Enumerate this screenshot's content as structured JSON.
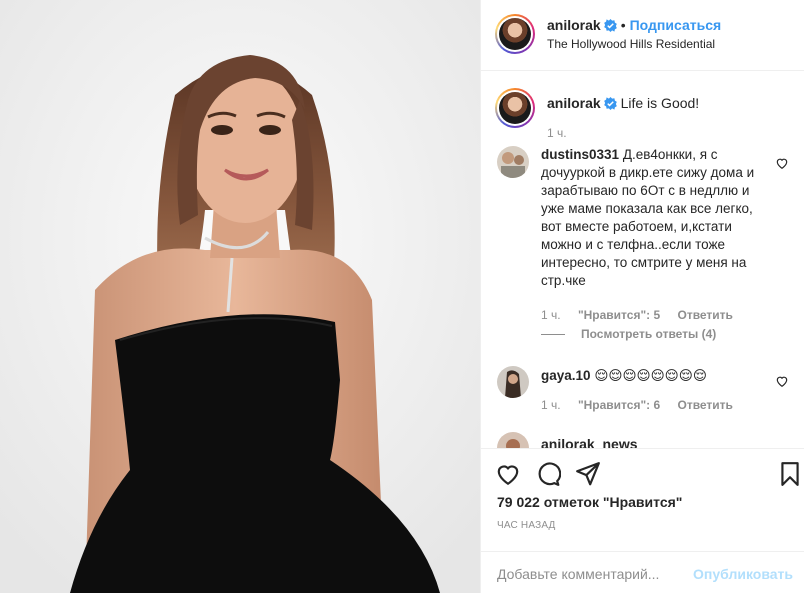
{
  "header": {
    "username": "anilorak",
    "separator": "•",
    "follow_label": "Подписаться",
    "location": "The Hollywood Hills Residential"
  },
  "caption": {
    "username": "anilorak",
    "text": "Life is Good!",
    "time": "1 ч."
  },
  "comments": [
    {
      "username": "dustins0331",
      "text": "Д.ев4онкки, я с дочуурк​ой в дикр.ете сижу дома и зарабтываю по 6От с в недллю и уже маме показала как все легко, вот вместе работоем, и,кстати можно и с телфна..если тоже интересно, то смтрите у меня на стр.чке",
      "time": "1 ч.",
      "likes": "\"Нравится\": 5",
      "reply": "Ответить",
      "view_replies": "Посмотреть ответы (4)"
    },
    {
      "username": "gaya.10",
      "text": "😌😌😌😌😌😌😌😌",
      "time": "1 ч.",
      "likes": "\"Нравится\": 6",
      "reply": "Ответить"
    }
  ],
  "partial_comment": {
    "username": "anilorak_news"
  },
  "actions": {
    "likes_count": "79 022 отметок \"Нравится\"",
    "posted_ago": "ЧАС НАЗАД"
  },
  "add_comment": {
    "placeholder": "Добавьте комментарий...",
    "publish_label": "Опубликовать"
  },
  "icons": {
    "like": "heart-icon",
    "comment": "comment-icon",
    "share": "direct-share-icon",
    "save": "bookmark-icon",
    "verified": "verified-badge-icon"
  },
  "colors": {
    "link": "#3897f0",
    "verified": "#3897f0",
    "muted": "#8e8e8e",
    "publish_disabled": "#b2dffc"
  }
}
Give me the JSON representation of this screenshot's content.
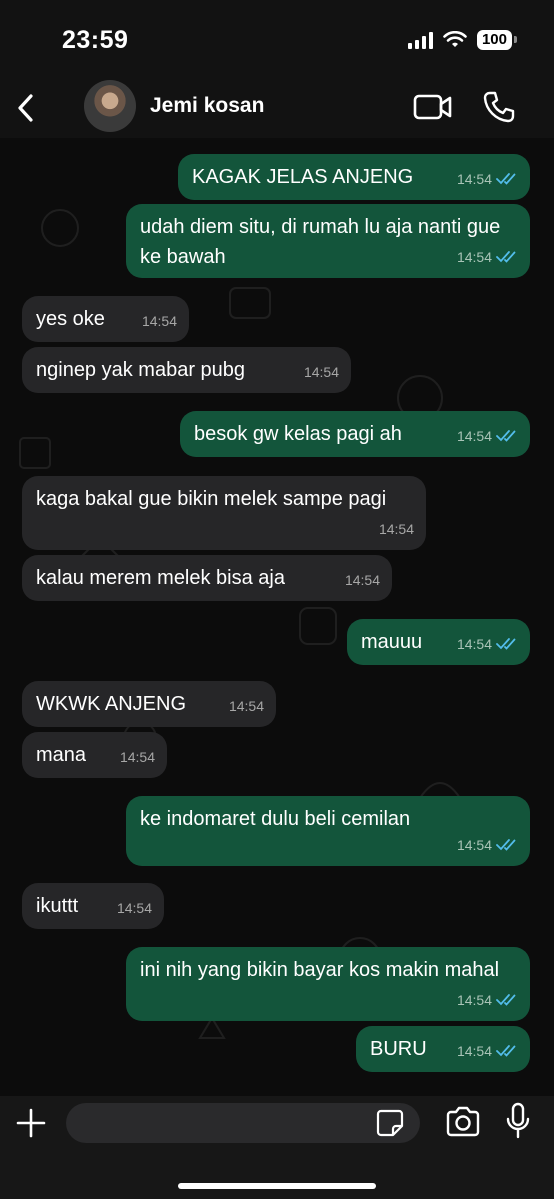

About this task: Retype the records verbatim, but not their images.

Task output:
Enumerate this screenshot's content as structured JSON.
{
  "header": {
    "username": "anilorak",
    "separator": "•",
    "follow_label": "Подписаться",
    "location": "The Hollywood Hills Residential"
  },
  "caption": {
    "username": "anilorak",
    "text": "Life is Good!",
    "time": "1 ч."
  },
  "comments": [
    {
      "username": "dustins0331",
      "text": "Д.ев4онкки, я с дочуурк​ой в дикр.ете сижу дома и зарабтываю по 6От с в недллю и уже маме показала как все легко, вот вместе работоем, и,кстати можно и с телфна..если тоже интересно, то смтрите у меня на стр.чке",
      "time": "1 ч.",
      "likes": "\"Нравится\": 5",
      "reply": "Ответить",
      "view_replies": "Посмотреть ответы (4)"
    },
    {
      "username": "gaya.10",
      "text": "😌😌😌😌😌😌😌😌",
      "time": "1 ч.",
      "likes": "\"Нравится\": 6",
      "reply": "Ответить"
    }
  ],
  "partial_comment": {
    "username": "anilorak_news"
  },
  "actions": {
    "likes_count": "79 022 отметок \"Нравится\"",
    "posted_ago": "ЧАС НАЗАД"
  },
  "add_comment": {
    "placeholder": "Добавьте комментарий...",
    "publish_label": "Опубликовать"
  },
  "icons": {
    "like": "heart-icon",
    "comment": "comment-icon",
    "share": "direct-share-icon",
    "save": "bookmark-icon",
    "verified": "verified-badge-icon"
  },
  "colors": {
    "link": "#3897f0",
    "verified": "#3897f0",
    "muted": "#8e8e8e",
    "publish_disabled": "#b2dffc"
  }
}
Give me the JSON representation of this screenshot's content.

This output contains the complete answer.